WHAT THE TASK REQUIRES:
Work out how many lines in the data include the string "type"; reply with that number alone.

MATERIAL TO PROCESS:
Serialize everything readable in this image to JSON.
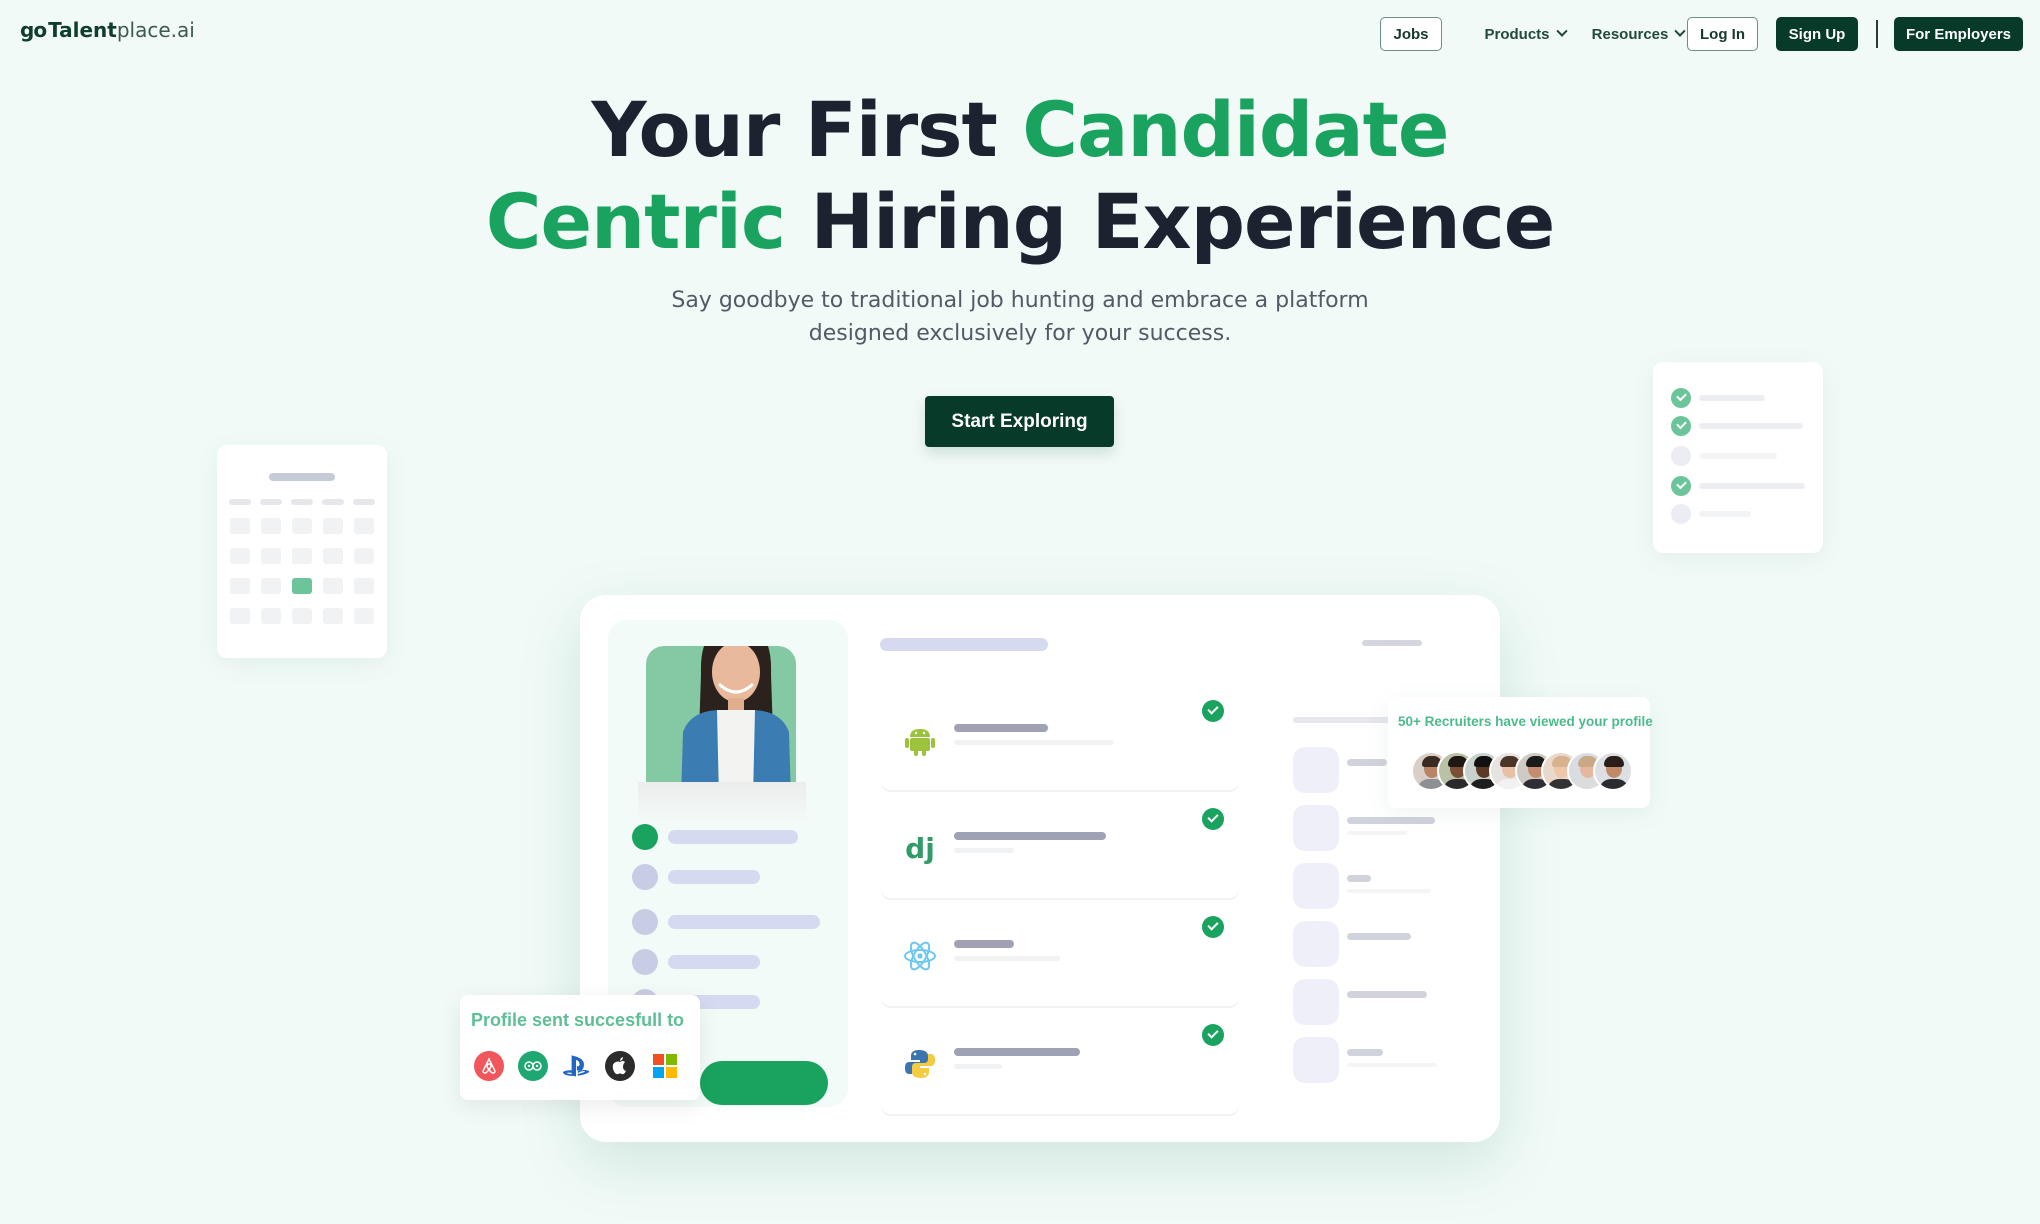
{
  "nav": {
    "logo": {
      "go": "go",
      "talent": "Talent",
      "place": "place.ai"
    },
    "jobs": "Jobs",
    "products": "Products",
    "resources": "Resources",
    "login": "Log In",
    "signup": "Sign Up",
    "employers": "For Employers"
  },
  "hero": {
    "line1_dark": "Your First ",
    "line1_green": "Candidate",
    "line2_green": "Centric",
    "line2_dark": " Hiring Experience",
    "subtitle_line1": "Say goodbye to traditional job hunting and embrace a platform",
    "subtitle_line2": "designed exclusively for your success.",
    "cta": "Start Exploring"
  },
  "colors": {
    "accent_green": "#1aa35f",
    "dark_green": "#083a29",
    "background": "#f1faf7"
  },
  "mockup": {
    "skills": [
      {
        "icon": "android-icon",
        "verified": true
      },
      {
        "icon": "django-icon",
        "glyph": "dj",
        "verified": true
      },
      {
        "icon": "react-icon",
        "verified": true
      },
      {
        "icon": "python-icon",
        "verified": true
      }
    ],
    "recruiters_text": "50+ Recruiters have viewed your profile",
    "recruiter_count_shown": 8,
    "profile_sent_text": "Profile sent succesfull to",
    "companies": [
      "airbnb-icon",
      "tripadvisor-icon",
      "playstation-icon",
      "apple-icon",
      "microsoft-icon"
    ]
  }
}
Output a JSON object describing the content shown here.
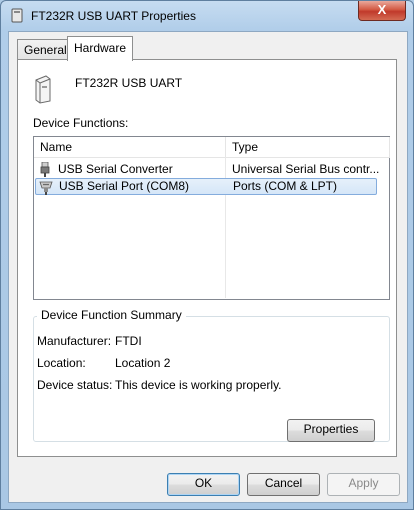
{
  "window": {
    "title": "FT232R USB UART Properties",
    "close_label": "X"
  },
  "tabs": [
    {
      "label": "General"
    },
    {
      "label": "Hardware"
    }
  ],
  "device": {
    "name": "FT232R USB UART"
  },
  "device_functions": {
    "label": "Device Functions:",
    "columns": {
      "name": "Name",
      "type": "Type"
    },
    "rows": [
      {
        "name": "USB Serial Converter",
        "type": "Universal Serial Bus contr..."
      },
      {
        "name": "USB Serial Port (COM8)",
        "type": "Ports (COM & LPT)"
      }
    ]
  },
  "summary": {
    "title": "Device Function Summary",
    "manufacturer_label": "Manufacturer:",
    "manufacturer": "FTDI",
    "location_label": "Location:",
    "location": "Location 2",
    "status_label": "Device status:",
    "status": "This device is working properly."
  },
  "buttons": {
    "properties": "Properties",
    "ok": "OK",
    "cancel": "Cancel",
    "apply": "Apply"
  }
}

RESPONSE BELOW:
3